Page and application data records

# # # # # # #

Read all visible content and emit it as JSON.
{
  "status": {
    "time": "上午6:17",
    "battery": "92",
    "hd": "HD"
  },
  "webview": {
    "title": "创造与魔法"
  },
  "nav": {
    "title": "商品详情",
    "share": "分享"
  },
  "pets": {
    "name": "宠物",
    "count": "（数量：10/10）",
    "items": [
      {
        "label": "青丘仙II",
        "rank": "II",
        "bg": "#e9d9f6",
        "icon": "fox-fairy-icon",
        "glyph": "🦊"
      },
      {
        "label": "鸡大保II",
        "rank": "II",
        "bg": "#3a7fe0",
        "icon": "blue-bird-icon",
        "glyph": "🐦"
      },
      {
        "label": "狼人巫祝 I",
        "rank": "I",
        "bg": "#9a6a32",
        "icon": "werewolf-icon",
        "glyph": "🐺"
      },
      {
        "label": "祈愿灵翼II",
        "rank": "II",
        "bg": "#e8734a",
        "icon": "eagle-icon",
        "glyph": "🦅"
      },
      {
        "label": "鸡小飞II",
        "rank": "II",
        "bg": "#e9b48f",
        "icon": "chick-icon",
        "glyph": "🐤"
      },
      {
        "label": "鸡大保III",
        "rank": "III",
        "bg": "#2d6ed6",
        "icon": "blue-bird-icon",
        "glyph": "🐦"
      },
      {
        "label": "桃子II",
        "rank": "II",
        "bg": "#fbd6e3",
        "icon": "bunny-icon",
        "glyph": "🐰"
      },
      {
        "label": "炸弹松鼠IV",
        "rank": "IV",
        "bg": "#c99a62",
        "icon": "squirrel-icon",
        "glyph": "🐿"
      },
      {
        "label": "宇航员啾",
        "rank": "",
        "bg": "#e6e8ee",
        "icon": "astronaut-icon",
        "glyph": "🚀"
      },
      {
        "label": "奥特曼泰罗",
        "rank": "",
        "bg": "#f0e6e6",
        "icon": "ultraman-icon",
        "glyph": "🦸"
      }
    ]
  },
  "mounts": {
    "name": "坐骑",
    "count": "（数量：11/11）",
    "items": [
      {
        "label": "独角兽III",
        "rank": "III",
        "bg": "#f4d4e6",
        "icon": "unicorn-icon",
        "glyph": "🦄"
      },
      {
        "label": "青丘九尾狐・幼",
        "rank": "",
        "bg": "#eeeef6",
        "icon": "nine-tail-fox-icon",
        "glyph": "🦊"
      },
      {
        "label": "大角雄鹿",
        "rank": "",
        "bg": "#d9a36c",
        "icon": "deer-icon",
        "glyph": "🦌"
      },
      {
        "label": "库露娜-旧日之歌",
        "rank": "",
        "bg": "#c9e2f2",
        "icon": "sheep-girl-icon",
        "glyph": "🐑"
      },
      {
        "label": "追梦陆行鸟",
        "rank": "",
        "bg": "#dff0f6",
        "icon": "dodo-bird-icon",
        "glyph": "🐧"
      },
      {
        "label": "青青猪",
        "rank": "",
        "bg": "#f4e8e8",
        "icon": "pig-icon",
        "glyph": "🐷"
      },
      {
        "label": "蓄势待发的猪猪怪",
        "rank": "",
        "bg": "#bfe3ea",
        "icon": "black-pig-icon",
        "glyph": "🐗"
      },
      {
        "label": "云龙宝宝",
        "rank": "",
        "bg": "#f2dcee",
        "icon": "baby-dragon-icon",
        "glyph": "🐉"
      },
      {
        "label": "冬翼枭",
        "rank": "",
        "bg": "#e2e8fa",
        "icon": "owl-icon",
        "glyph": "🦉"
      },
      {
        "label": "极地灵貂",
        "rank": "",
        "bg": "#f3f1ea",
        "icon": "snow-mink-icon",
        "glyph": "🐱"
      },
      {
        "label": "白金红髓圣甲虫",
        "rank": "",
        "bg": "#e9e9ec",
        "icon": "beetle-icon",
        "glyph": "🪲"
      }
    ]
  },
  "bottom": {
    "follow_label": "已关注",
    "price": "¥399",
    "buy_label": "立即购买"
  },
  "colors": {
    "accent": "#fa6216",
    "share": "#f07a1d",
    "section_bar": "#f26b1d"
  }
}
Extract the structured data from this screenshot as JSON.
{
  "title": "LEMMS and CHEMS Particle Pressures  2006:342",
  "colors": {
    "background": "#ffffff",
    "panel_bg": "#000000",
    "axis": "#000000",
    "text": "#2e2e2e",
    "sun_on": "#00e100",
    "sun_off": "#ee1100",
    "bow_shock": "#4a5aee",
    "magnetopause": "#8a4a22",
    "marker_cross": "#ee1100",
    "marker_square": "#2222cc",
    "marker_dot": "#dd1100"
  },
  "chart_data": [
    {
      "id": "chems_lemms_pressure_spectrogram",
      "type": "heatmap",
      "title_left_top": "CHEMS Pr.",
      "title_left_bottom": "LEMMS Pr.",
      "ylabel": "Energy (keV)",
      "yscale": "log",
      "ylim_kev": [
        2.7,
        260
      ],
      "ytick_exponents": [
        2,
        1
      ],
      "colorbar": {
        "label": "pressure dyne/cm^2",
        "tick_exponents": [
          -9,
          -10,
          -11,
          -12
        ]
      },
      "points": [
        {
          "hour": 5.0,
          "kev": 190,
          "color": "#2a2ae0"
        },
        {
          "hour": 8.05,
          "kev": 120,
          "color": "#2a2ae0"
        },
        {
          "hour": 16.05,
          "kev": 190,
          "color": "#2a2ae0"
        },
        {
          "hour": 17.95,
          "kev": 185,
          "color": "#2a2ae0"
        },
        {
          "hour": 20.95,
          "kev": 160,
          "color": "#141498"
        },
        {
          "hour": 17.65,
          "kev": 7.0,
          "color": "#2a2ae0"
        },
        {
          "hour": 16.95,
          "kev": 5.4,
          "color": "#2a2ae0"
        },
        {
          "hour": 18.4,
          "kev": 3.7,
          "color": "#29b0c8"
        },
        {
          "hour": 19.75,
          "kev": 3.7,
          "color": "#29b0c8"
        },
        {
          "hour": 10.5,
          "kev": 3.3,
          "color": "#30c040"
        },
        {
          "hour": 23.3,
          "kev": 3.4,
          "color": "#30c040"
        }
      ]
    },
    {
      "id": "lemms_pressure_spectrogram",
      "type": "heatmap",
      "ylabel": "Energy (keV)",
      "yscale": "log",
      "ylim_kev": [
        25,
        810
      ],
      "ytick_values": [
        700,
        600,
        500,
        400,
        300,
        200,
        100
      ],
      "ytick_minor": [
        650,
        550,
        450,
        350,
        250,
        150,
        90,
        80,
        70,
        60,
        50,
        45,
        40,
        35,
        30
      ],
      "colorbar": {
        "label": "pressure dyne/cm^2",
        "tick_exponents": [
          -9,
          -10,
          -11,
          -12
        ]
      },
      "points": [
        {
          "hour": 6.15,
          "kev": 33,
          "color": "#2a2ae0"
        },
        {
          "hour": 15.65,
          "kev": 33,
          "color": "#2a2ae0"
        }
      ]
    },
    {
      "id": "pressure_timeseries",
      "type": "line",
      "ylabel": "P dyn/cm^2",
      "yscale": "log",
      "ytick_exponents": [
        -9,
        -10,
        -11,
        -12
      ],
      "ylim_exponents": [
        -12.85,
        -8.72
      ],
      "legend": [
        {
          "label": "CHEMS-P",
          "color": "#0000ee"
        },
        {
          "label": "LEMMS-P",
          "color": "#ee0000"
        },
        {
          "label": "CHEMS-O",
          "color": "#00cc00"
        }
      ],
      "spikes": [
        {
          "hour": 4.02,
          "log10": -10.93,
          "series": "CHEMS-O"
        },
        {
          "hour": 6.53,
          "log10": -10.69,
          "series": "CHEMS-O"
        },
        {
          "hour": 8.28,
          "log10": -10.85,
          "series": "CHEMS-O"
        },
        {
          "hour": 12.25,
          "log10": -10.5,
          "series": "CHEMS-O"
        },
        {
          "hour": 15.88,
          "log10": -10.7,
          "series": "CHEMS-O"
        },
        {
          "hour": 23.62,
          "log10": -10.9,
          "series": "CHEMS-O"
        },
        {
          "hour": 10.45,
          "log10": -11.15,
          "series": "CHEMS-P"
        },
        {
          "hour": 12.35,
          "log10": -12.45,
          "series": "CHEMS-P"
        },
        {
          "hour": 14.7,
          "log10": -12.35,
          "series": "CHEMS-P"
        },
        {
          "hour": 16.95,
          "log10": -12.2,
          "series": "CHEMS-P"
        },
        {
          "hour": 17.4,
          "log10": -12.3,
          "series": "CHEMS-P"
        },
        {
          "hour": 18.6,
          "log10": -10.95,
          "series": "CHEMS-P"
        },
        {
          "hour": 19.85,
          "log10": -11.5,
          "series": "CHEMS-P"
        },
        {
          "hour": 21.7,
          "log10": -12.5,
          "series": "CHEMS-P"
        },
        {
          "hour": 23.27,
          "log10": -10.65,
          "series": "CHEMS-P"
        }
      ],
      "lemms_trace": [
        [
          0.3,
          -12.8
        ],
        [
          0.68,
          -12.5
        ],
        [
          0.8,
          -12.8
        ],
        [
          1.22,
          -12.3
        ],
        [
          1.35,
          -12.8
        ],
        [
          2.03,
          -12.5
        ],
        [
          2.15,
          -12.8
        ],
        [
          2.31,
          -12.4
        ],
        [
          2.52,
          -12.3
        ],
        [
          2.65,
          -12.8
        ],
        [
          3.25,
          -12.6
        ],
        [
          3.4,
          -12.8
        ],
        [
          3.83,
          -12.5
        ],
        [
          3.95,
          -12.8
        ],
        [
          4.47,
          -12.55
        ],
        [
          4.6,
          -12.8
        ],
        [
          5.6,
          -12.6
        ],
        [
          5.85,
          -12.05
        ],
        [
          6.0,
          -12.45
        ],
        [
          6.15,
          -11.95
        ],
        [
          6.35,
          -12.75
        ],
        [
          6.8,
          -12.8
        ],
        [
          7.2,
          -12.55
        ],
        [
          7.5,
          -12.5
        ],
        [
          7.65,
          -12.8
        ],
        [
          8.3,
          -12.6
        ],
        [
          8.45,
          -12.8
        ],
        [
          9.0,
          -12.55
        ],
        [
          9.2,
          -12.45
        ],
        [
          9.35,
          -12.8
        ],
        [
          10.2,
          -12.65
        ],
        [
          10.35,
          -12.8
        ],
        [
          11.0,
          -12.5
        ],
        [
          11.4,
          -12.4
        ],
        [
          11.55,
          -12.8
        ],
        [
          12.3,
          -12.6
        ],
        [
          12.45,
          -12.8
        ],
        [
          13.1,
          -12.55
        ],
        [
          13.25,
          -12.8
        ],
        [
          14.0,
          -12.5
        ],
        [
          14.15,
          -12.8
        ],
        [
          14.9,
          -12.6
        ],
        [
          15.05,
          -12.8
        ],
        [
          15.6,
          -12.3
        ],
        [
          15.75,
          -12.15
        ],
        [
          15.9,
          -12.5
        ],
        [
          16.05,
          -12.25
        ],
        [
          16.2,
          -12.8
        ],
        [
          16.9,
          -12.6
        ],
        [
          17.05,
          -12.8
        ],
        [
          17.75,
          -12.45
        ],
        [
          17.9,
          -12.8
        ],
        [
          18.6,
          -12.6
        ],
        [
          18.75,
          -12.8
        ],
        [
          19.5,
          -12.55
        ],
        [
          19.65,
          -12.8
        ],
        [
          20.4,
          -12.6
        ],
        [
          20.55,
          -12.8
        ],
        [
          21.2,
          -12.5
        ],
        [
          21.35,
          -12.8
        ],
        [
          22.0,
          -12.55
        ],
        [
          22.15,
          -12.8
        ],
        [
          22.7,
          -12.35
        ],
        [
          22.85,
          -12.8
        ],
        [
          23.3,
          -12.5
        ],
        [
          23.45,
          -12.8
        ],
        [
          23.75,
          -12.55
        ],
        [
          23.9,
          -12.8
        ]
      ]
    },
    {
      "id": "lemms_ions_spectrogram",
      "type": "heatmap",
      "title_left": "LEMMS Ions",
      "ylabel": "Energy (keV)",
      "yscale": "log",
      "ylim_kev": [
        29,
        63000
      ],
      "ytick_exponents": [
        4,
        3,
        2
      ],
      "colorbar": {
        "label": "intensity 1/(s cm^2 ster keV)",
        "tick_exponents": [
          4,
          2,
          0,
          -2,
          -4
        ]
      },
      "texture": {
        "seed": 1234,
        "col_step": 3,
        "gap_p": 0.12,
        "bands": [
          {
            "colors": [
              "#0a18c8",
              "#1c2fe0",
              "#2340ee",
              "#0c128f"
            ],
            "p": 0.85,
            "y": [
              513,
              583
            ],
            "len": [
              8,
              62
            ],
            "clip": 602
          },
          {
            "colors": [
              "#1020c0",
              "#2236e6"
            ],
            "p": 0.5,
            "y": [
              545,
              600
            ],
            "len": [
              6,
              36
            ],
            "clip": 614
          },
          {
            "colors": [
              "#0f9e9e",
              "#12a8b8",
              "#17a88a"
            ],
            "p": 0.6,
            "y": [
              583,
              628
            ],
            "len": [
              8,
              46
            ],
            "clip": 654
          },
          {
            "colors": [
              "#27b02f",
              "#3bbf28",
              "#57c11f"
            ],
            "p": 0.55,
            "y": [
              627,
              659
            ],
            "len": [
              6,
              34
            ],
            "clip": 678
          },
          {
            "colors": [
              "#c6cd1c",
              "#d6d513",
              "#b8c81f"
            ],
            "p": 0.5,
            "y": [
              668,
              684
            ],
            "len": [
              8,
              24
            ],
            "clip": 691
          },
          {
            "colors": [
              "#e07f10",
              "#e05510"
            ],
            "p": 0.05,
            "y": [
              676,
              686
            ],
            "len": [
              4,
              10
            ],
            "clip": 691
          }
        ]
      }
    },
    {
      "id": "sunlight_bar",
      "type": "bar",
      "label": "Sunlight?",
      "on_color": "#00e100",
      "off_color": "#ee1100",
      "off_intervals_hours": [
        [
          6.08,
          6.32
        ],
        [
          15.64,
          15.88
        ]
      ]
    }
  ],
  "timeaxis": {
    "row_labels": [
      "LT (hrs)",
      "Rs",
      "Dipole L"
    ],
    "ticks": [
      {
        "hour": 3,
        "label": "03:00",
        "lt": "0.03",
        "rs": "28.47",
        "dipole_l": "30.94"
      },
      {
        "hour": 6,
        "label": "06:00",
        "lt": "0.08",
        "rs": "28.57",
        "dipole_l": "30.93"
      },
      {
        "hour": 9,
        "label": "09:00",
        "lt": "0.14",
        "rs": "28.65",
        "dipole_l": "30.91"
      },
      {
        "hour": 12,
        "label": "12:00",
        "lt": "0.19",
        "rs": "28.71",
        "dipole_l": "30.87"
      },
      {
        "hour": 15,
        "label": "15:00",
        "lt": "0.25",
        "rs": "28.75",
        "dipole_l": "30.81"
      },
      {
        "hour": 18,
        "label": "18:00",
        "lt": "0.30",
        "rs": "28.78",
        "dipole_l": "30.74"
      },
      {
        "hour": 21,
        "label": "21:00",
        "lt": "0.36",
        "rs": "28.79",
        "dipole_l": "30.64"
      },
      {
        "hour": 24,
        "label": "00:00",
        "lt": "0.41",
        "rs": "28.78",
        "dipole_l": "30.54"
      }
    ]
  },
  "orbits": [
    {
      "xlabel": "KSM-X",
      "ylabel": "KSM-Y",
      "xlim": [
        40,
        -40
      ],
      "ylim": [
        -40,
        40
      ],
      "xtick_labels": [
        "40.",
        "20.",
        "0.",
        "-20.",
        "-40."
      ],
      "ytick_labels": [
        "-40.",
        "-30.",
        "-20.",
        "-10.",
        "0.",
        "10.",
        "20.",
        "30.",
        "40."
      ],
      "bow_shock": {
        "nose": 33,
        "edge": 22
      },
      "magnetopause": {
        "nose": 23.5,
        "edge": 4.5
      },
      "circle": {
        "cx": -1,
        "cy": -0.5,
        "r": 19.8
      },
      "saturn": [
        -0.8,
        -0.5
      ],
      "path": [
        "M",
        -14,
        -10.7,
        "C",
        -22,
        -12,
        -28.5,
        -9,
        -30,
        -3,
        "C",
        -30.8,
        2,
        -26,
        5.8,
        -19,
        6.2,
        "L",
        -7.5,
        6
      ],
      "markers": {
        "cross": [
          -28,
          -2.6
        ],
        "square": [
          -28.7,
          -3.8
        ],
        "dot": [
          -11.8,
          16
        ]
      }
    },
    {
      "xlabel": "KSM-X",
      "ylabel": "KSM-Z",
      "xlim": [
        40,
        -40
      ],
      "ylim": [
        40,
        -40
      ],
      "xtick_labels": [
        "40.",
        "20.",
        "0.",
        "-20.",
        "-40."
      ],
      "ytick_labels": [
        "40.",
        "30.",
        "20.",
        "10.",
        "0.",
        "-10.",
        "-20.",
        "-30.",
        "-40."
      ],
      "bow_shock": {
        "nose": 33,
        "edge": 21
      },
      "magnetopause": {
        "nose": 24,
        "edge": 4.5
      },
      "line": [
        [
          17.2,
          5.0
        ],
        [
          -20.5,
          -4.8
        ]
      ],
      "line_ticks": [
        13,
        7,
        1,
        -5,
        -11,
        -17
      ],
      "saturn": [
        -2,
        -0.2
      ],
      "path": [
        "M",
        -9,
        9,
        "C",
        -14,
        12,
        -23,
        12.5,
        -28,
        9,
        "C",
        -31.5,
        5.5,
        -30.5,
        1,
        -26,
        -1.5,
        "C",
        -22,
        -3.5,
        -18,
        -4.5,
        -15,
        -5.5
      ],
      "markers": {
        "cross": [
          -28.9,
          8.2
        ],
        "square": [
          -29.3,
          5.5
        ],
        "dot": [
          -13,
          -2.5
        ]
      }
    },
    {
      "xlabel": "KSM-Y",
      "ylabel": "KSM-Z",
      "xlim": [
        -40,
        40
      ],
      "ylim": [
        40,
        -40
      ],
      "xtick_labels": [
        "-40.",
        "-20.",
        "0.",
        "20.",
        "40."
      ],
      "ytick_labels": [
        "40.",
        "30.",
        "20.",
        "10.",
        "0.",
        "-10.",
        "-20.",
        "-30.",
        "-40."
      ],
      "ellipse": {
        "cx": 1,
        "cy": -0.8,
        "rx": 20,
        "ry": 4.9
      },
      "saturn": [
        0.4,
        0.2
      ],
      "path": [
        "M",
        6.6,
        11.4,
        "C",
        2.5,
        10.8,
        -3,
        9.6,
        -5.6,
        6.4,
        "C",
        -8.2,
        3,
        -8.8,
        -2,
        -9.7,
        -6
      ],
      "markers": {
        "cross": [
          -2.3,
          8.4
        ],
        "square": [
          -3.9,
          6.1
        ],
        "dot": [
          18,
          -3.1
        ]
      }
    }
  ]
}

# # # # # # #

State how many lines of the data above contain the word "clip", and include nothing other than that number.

6